**Your instructions:** In the material below, find each line with the string "customErrors" and copy it.

**Dataset:**
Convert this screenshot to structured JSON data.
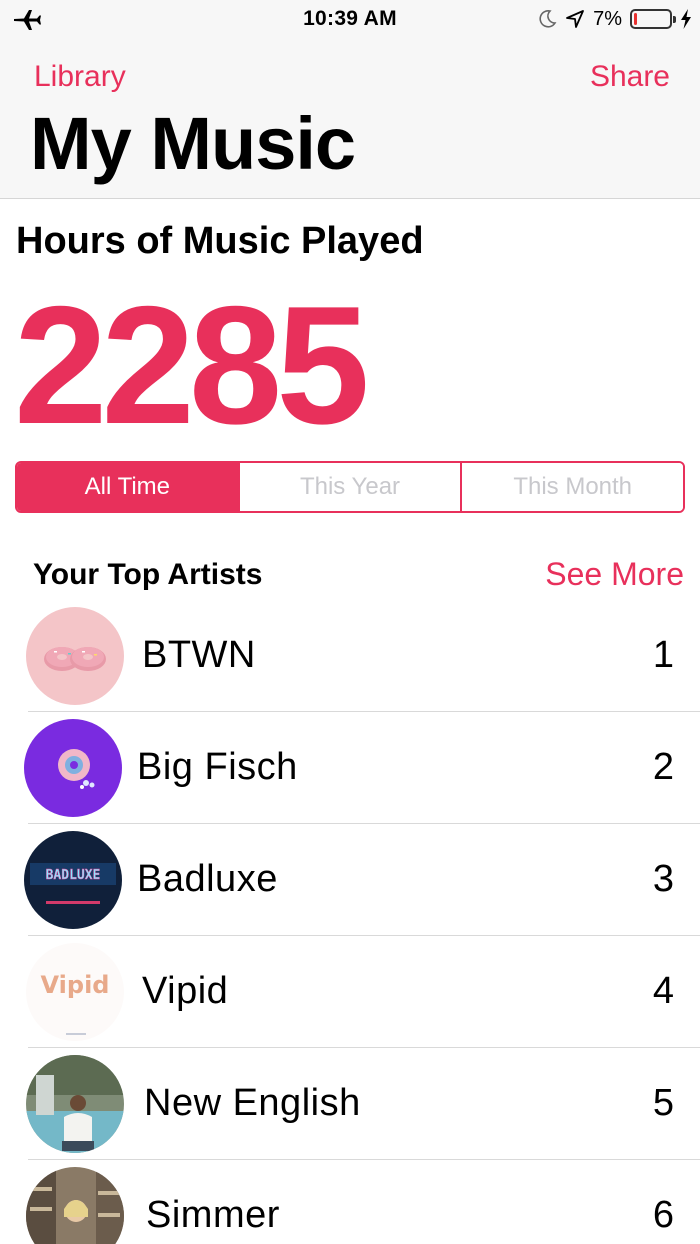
{
  "status_bar": {
    "time": "10:39 AM",
    "battery_percent": "7%",
    "battery_level": 0.07,
    "icons": [
      "airplane-icon",
      "moon-icon",
      "location-arrow-icon",
      "battery-icon",
      "charging-bolt-icon"
    ]
  },
  "nav": {
    "back_label": "Library",
    "share_label": "Share",
    "title": "My Music"
  },
  "hours": {
    "heading": "Hours of Music Played",
    "value": "2285"
  },
  "period_tabs": [
    {
      "label": "All Time",
      "selected": true
    },
    {
      "label": "This Year",
      "selected": false
    },
    {
      "label": "This Month",
      "selected": false
    }
  ],
  "top_artists": {
    "heading": "Your Top Artists",
    "see_more_label": "See More",
    "items": [
      {
        "name": "BTWN",
        "rank": "1",
        "artwork": "pink-donuts-artwork",
        "artwork_text": ""
      },
      {
        "name": "Big Fisch",
        "rank": "2",
        "artwork": "purple-donut-artwork",
        "artwork_text": ""
      },
      {
        "name": "Badluxe",
        "rank": "3",
        "artwork": "badluxe-neon-artwork",
        "artwork_text": "BADLUXE"
      },
      {
        "name": "Vipid",
        "rank": "4",
        "artwork": "vipid-logo-artwork",
        "artwork_text": "Vipid"
      },
      {
        "name": "New English",
        "rank": "5",
        "artwork": "waterfall-photo-artwork",
        "artwork_text": ""
      },
      {
        "name": "Simmer",
        "rank": "6",
        "artwork": "portrait-photo-artwork",
        "artwork_text": ""
      }
    ]
  },
  "colors": {
    "accent": "#e8305b",
    "inactive_tab_text": "#c8c8cc",
    "header_bg": "#f7f7f7",
    "battery_low": "#e8312f"
  }
}
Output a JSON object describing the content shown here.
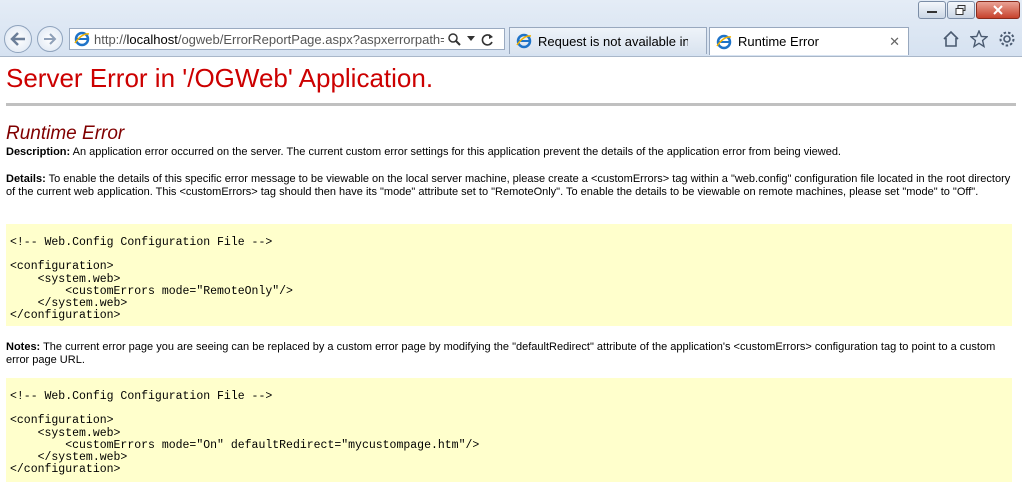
{
  "browser": {
    "url_prefix": "http://",
    "url_host": "localhost",
    "url_path": "/ogweb/ErrorReportPage.aspx?aspxerrorpath=",
    "tabs": [
      {
        "title": "Request is not available in th..."
      },
      {
        "title": "Runtime Error"
      }
    ]
  },
  "page": {
    "heading": "Server Error in '/OGWeb' Application.",
    "subheading": "Runtime Error",
    "description_label": "Description:",
    "description_text": " An application error occurred on the server. The current custom error settings for this application prevent the details of the application error from being viewed.",
    "details_label": "Details:",
    "details_text": " To enable the details of this specific error message to be viewable on the local server machine, please create a <customErrors> tag within a \"web.config\" configuration file located in the root directory of the current web application. This <customErrors> tag should then have its \"mode\" attribute set to \"RemoteOnly\". To enable the details to be viewable on remote machines, please set \"mode\" to \"Off\".",
    "code1": "<!-- Web.Config Configuration File -->\n\n<configuration>\n    <system.web>\n        <customErrors mode=\"RemoteOnly\"/>\n    </system.web>\n</configuration>",
    "notes_label": "Notes:",
    "notes_text": " The current error page you are seeing can be replaced by a custom error page by modifying the \"defaultRedirect\" attribute of the application's <customErrors> configuration tag to point to a custom error page URL.",
    "code2": "<!-- Web.Config Configuration File -->\n\n<configuration>\n    <system.web>\n        <customErrors mode=\"On\" defaultRedirect=\"mycustompage.htm\"/>\n    </system.web>\n</configuration>"
  }
}
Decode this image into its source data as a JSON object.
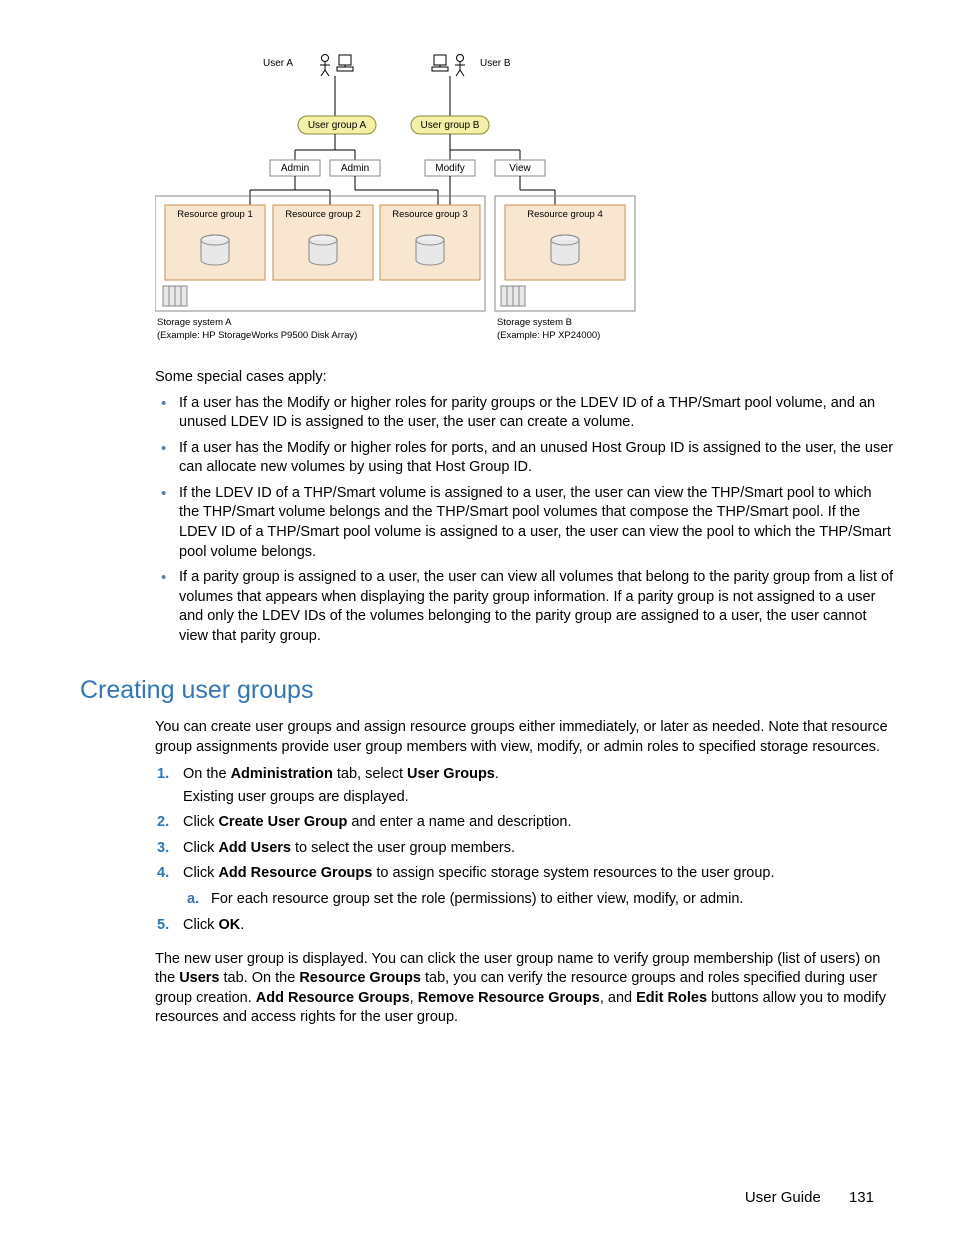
{
  "diagram": {
    "users": {
      "a": "User A",
      "b": "User B"
    },
    "groups": {
      "a": "User group A",
      "b": "User group B"
    },
    "roles": {
      "admin": "Admin",
      "modify": "Modify",
      "view": "View"
    },
    "resource_groups": {
      "r1": "Resource group 1",
      "r2": "Resource group 2",
      "r3": "Resource group 3",
      "r4": "Resource group 4"
    },
    "storage": {
      "a_name": "Storage system A",
      "a_example": "(Example: HP StorageWorks P9500 Disk Array)",
      "b_name": "Storage system B",
      "b_example": "(Example: HP XP24000)"
    }
  },
  "special_intro": "Some special cases apply:",
  "special_cases": [
    "If a user has the Modify or higher roles for parity groups or the LDEV ID of a THP/Smart pool volume, and an unused LDEV ID is assigned to the user, the user can create a volume.",
    "If a user has the Modify or higher roles for ports, and an unused Host Group ID is assigned to the user, the user can allocate new volumes by using that Host Group ID.",
    "If the LDEV ID of a THP/Smart volume is assigned to a user, the user can view the THP/Smart pool to which the THP/Smart volume belongs and the THP/Smart pool volumes that compose the THP/Smart pool. If the LDEV ID of a THP/Smart pool volume is assigned to a user, the user can view the pool to which the THP/Smart pool volume belongs.",
    "If a parity group is assigned to a user, the user can view all volumes that belong to the parity group from a list of volumes that appears when displaying the parity group information. If a parity group is not assigned to a user and only the LDEV IDs of the volumes belonging to the parity group are assigned to a user, the user cannot view that parity group."
  ],
  "heading": "Creating user groups",
  "create_intro": "You can create user groups and assign resource groups either immediately, or later as needed. Note that resource group assignments provide user group members with view, modify, or admin roles to specified storage resources.",
  "steps": {
    "s1_pre": "On the ",
    "s1_b1": "Administration",
    "s1_mid": " tab, select ",
    "s1_b2": "User Groups",
    "s1_post": ".",
    "s1_sub": "Existing user groups are displayed.",
    "s2_pre": "Click ",
    "s2_b": "Create User Group",
    "s2_post": " and enter a name and description.",
    "s3_pre": "Click ",
    "s3_b": "Add Users",
    "s3_post": " to select the user group members.",
    "s4_pre": "Click ",
    "s4_b": "Add Resource Groups",
    "s4_post": " to assign specific storage system resources to the user group.",
    "s4a": "For each resource group set the role (permissions) to either view, modify, or admin.",
    "s5_pre": "Click ",
    "s5_b": "OK",
    "s5_post": "."
  },
  "closing": {
    "t1": "The new user group is displayed. You can click the user group name to verify group membership (list of users) on the ",
    "b1": "Users",
    "t2": " tab. On the ",
    "b2": "Resource Groups",
    "t3": " tab, you can verify the resource groups and roles specified during user group creation. ",
    "b3": "Add Resource Groups",
    "t4": ", ",
    "b4": "Remove Resource Groups",
    "t5": ", and ",
    "b5": "Edit Roles",
    "t6": " buttons allow you to modify resources and access rights for the user group."
  },
  "footer": {
    "label": "User Guide",
    "page": "131"
  }
}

**Answer space:**
    "details_text": " To enable the details of this specific error message to be viewable on the local server machine, please create a <customErrors> tag within a \"web.config\" configuration file located in the root directory of the current web application. This <customErrors> tag should then have its \"mode\" attribute set to \"RemoteOnly\". To enable the details to be viewable on remote machines, please set \"mode\" to \"Off\".",
    "code1": "<!-- Web.Config Configuration File -->\n\n<configuration>\n    <system.web>\n        <customErrors mode=\"RemoteOnly\"/>\n    </system.web>\n</configuration>",
    "notes_text": " The current error page you are seeing can be replaced by a custom error page by modifying the \"defaultRedirect\" attribute of the application's <customErrors> configuration tag to point to a custom error page URL.",
    "code2": "<!-- Web.Config Configuration File -->\n\n<configuration>\n    <system.web>\n        <customErrors mode=\"On\" defaultRedirect=\"mycustompage.htm\"/>\n    </system.web>\n</configuration>"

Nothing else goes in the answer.